▸ Problem description
Filter the entries below, keeping every line that has the word "Simulator".

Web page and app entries
____
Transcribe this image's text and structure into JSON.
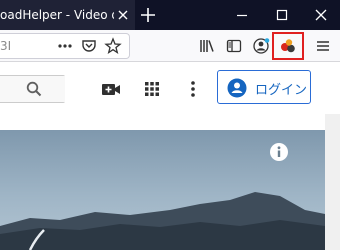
{
  "tab": {
    "title": "oadHelper - Video down"
  },
  "window_controls": [
    "minimize",
    "maximize",
    "close"
  ],
  "urlbar": {
    "text": "3I"
  },
  "toolbar_icons": [
    "more-dots-icon",
    "pocket-icon",
    "bookmark-star-icon",
    "library-icon",
    "reader-sidebar-icon",
    "account-icon",
    "video-downloadhelper-extension-icon",
    "hamburger-menu-icon"
  ],
  "page_header": {
    "login_label": "ログイン"
  },
  "colors": {
    "tabbar_bg": "#0f1226",
    "active_tab_bg": "#1f2236",
    "toolbar_bg": "#f9f9fb",
    "highlight_border": "#e02020",
    "login_blue": "#1565c0"
  }
}
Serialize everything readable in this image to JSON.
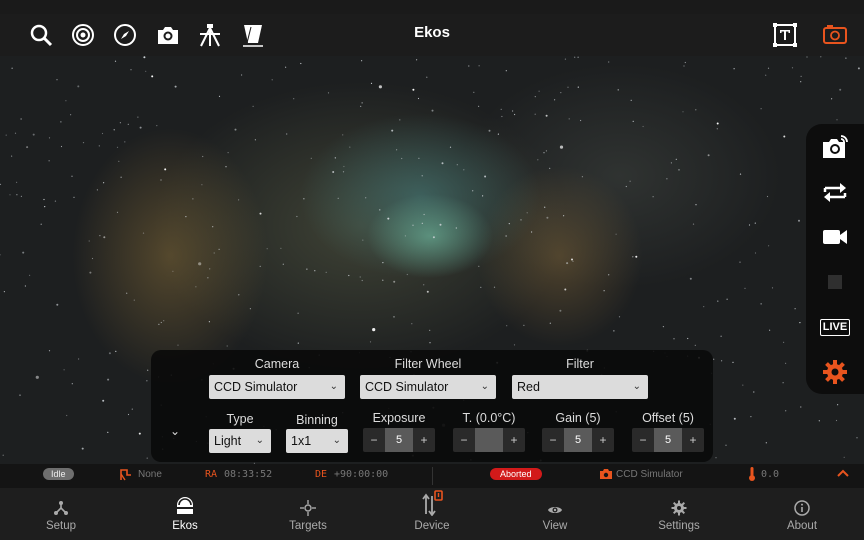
{
  "header": {
    "title": "Ekos"
  },
  "icons": {
    "search": "search-icon",
    "target": "target-icon",
    "compass": "compass-icon",
    "camera": "camera-icon",
    "tripod": "tripod-icon",
    "flat": "flat-panel-icon",
    "text": "text-overlay-icon",
    "frame": "frame-icon"
  },
  "side_buttons": [
    "capture-preview-icon",
    "loop-icon",
    "video-icon",
    "stop-icon",
    "live-icon",
    "settings-icon"
  ],
  "side_live_label": "LIVE",
  "capture": {
    "camera_label": "Camera",
    "camera_value": "CCD Simulator",
    "filterwheel_label": "Filter Wheel",
    "filterwheel_value": "CCD Simulator",
    "filter_label": "Filter",
    "filter_value": "Red",
    "type_label": "Type",
    "type_value": "Light",
    "binning_label": "Binning",
    "binning_value": "1x1",
    "exposure_label": "Exposure",
    "exposure_value": "5",
    "temp_label": "T. (0.0°C)",
    "temp_value": "",
    "gain_label": "Gain (5)",
    "gain_value": "5",
    "offset_label": "Offset (5)",
    "offset_value": "5",
    "minus": "−",
    "plus": "+"
  },
  "status": {
    "state": "Idle",
    "mount": "None",
    "ra_label": "RA",
    "ra_value": "08:33:52",
    "de_label": "DE",
    "de_value": "+90:00:00",
    "capture_state": "Aborted",
    "camera": "CCD Simulator",
    "temperature": "0.0"
  },
  "nav": [
    {
      "label": "Setup"
    },
    {
      "label": "Ekos"
    },
    {
      "label": "Targets"
    },
    {
      "label": "Device"
    },
    {
      "label": "View"
    },
    {
      "label": "Settings"
    },
    {
      "label": "About"
    }
  ],
  "colors": {
    "accent": "#e8541e",
    "aborted": "#d21a1a",
    "panel": "#0d0d0d"
  }
}
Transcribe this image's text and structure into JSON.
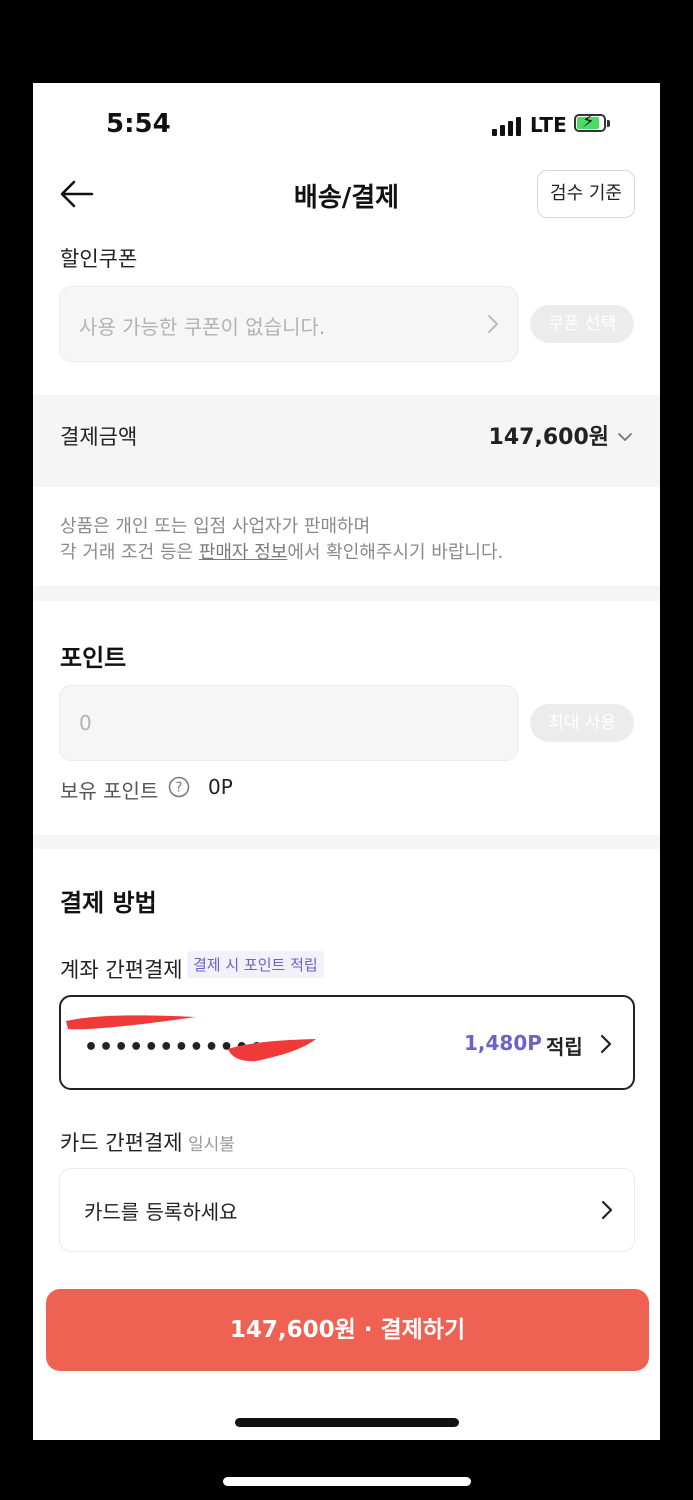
{
  "status_bar": {
    "time": "5:54",
    "network": "LTE"
  },
  "header": {
    "title": "배송/결제",
    "inspect_button": "검수 기준"
  },
  "coupon": {
    "label": "할인쿠폰",
    "placeholder": "사용 가능한 쿠폰이 없습니다.",
    "select_button": "쿠폰 선택"
  },
  "payment_amount": {
    "label": "결제금액",
    "value": "147,600원"
  },
  "notice": {
    "line1": "상품은 개인 또는 입점 사업자가 판매하며",
    "line2_prefix": "각 거래 조건 등은 ",
    "line2_link": "판매자 정보",
    "line2_suffix": "에서 확인해주시기 바랍니다."
  },
  "points": {
    "title": "포인트",
    "input_value": "0",
    "max_button": "최대 사용",
    "owned_label": "보유 포인트",
    "owned_value": "0P"
  },
  "payment_method": {
    "title": "결제 방법",
    "account": {
      "label": "계좌 간편결제",
      "badge": "결제 시 포인트 적립",
      "masked_number": "•••••••••••••",
      "reward_points": "1,480P",
      "reward_suffix": "적립"
    },
    "card": {
      "label": "카드 간편결제",
      "sublabel": "일시불",
      "register_text": "카드를 등록하세요"
    }
  },
  "pay_button": {
    "label": "147,600원 · 결제하기"
  },
  "colors": {
    "accent": "#ef6253",
    "points_purple": "#6c63c9"
  }
}
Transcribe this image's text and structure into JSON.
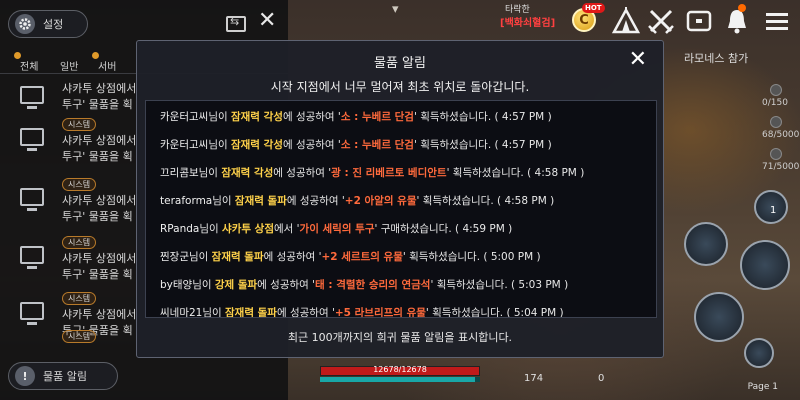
{
  "hud": {
    "top_small": "타락한",
    "top_red": "[백화쇠혈검]",
    "hot_badge": "HOT",
    "coin_glyph": "C",
    "quest_label": "라모네스 참가",
    "counters": [
      "0/150",
      "68/5000",
      "71/5000"
    ],
    "skill_count": "1",
    "page_label": "Page 1",
    "hp_text": "12678/12678",
    "hp_fraction": 1.0,
    "mp_fraction": 0.97,
    "bottom_num": "174",
    "bottom_num2": "0",
    "icons": [
      "coin-icon",
      "tent-icon",
      "crossed-swords-icon",
      "storage-box-icon",
      "bell-icon",
      "menu-icon"
    ]
  },
  "left_panel": {
    "settings_label": "설정",
    "tabs": [
      "전체",
      "일반",
      "서버"
    ],
    "rows": [
      {
        "tag": "",
        "line1": "샤카투 상점에서",
        "line2": "투구' 물품을 획"
      },
      {
        "tag": "시스템",
        "line1": "샤카투 상점에서",
        "line2": "투구' 물품을 획"
      },
      {
        "tag": "시스템",
        "line1": "샤카투 상점에서",
        "line2": "투구' 물품을 획"
      },
      {
        "tag": "시스템",
        "line1": "샤카투 상점에서",
        "line2": "투구' 물품을 획"
      },
      {
        "tag": "시스템",
        "line1": "샤카투 상점에서",
        "line2": "투구' 물품을 획"
      },
      {
        "tag": "시스템",
        "line1": "샤카투 상점에서",
        "line2": "투구' 물품을 획"
      }
    ],
    "item_alert_label": "물품 알림"
  },
  "modal": {
    "title": "물품 알림",
    "subtitle": "시작 지점에서 너무 멀어져 최초 위치로 돌아갑니다.",
    "footer": "최근 100개까지의 희귀 물품 알림을 표시합니다.",
    "close_glyph": "✕",
    "entries": [
      {
        "name": "카운터고씨",
        "p1": "님이 ",
        "action": "잠재력 각성",
        "p2": "에 성공하여 '",
        "item": "소 : 누베르 단검",
        "p3": "' 획득하셨습니다. ",
        "time": "( 4:57 PM )"
      },
      {
        "name": "카운터고씨",
        "p1": "님이 ",
        "action": "잠재력 각성",
        "p2": "에 성공하여 '",
        "item": "소 : 누베르 단검",
        "p3": "' 획득하셨습니다. ",
        "time": "( 4:57 PM )"
      },
      {
        "name": "끄리콤보",
        "p1": "님이 ",
        "action": "잠재력 각성",
        "p2": "에 성공하여 '",
        "item": "광 : 진 리베르토 베디안트",
        "p3": "' 획득하셨습니다. ",
        "time": "( 4:58 PM )"
      },
      {
        "name": "teraforma",
        "p1": "님이 ",
        "action": "잠재력 돌파",
        "p2": "에 성공하여 '",
        "item": "+2 아알의 유물",
        "p3": "' 획득하셨습니다. ",
        "time": "( 4:58 PM )"
      },
      {
        "name": "RPanda",
        "p1": "님이 ",
        "action": "샤카투 상점",
        "p2": "에서 '",
        "item": "가이 세릭의 투구",
        "p3": "' 구매하셨습니다. ",
        "time": "( 4:59 PM )"
      },
      {
        "name": "찐장군",
        "p1": "님이 ",
        "action": "잠재력 돌파",
        "p2": "에 성공하여 '",
        "item": "+2 세르트의 유물",
        "p3": "' 획득하셨습니다. ",
        "time": "( 5:00 PM )"
      },
      {
        "name": "by태양",
        "p1": "님이 ",
        "action": "강제 돌파",
        "p2": "에 성공하여 '",
        "item": "태 : 격렬한 승리의 연금석",
        "p3": "' 획득하셨습니다. ",
        "time": "( 5:03 PM )"
      },
      {
        "name": "씨네마21",
        "p1": "님이 ",
        "action": "잠재력 돌파",
        "p2": "에 성공하여 '",
        "item": "+5 라브리프의 유물",
        "p3": "' 획득하셨습니다. ",
        "time": "( 5:04 PM )"
      }
    ]
  },
  "colors": {
    "action": "#ffd24a",
    "item": "#ff6a3c",
    "panel_bg": "#1e2028",
    "border": "#5e6372"
  }
}
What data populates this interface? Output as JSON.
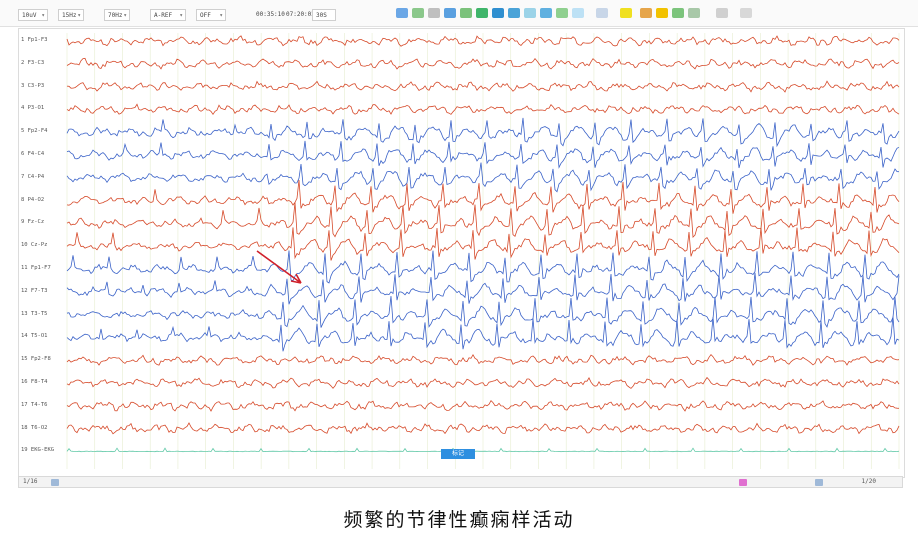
{
  "toolbar": {
    "selects": [
      "10uV",
      "15Hz",
      "70Hz",
      "A-REF",
      "OFF"
    ],
    "times": [
      "00:35:10",
      "07:20:02"
    ],
    "speed": "30S"
  },
  "channels": [
    {
      "label": "1 Fp1-F3",
      "color": "#d64a2a",
      "type": "red"
    },
    {
      "label": "2 F3-C3",
      "color": "#d64a2a",
      "type": "red"
    },
    {
      "label": "3 C3-P3",
      "color": "#d64a2a",
      "type": "red"
    },
    {
      "label": "4 P3-O1",
      "color": "#d64a2a",
      "type": "red"
    },
    {
      "label": "5 Fp2-F4",
      "color": "#3a62c8",
      "type": "blue"
    },
    {
      "label": "6 F4-C4",
      "color": "#3a62c8",
      "type": "blue"
    },
    {
      "label": "7 C4-P4",
      "color": "#3a62c8",
      "type": "blue"
    },
    {
      "label": "8 P4-O2",
      "color": "#d64a2a",
      "type": "redspike"
    },
    {
      "label": "9 Fz-Cz",
      "color": "#d64a2a",
      "type": "redspike"
    },
    {
      "label": "10 Cz-Pz",
      "color": "#d64a2a",
      "type": "redspike"
    },
    {
      "label": "11 Fp1-F7",
      "color": "#3a62c8",
      "type": "bluespike"
    },
    {
      "label": "12 F7-T3",
      "color": "#3a62c8",
      "type": "bluespike"
    },
    {
      "label": "13 T3-T5",
      "color": "#3a62c8",
      "type": "bluespike"
    },
    {
      "label": "14 T5-O1",
      "color": "#3a62c8",
      "type": "bluespike"
    },
    {
      "label": "15 Fp2-F8",
      "color": "#d64a2a",
      "type": "red"
    },
    {
      "label": "16 F8-T4",
      "color": "#d64a2a",
      "type": "red"
    },
    {
      "label": "17 T4-T6",
      "color": "#d64a2a",
      "type": "red"
    },
    {
      "label": "18 T6-O2",
      "color": "#d64a2a",
      "type": "red"
    },
    {
      "label": "19 EKG-EKG",
      "color": "#62c9a8",
      "type": "ecg"
    }
  ],
  "event_marker": "标记",
  "status": {
    "left": "1/16",
    "right": "1/20"
  },
  "caption": "频繁的节律性癫痫样活动"
}
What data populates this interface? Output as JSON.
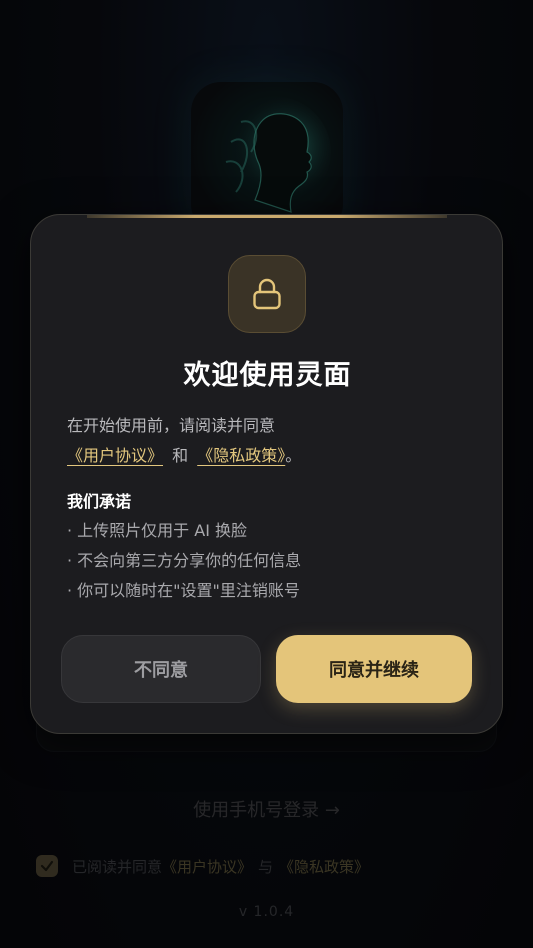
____
▸ Exercise answer
    "camera_value": "CCD Simulator",
    "filterwheel_value": "CCD Simulator",
    "camera": "CCD Simulator",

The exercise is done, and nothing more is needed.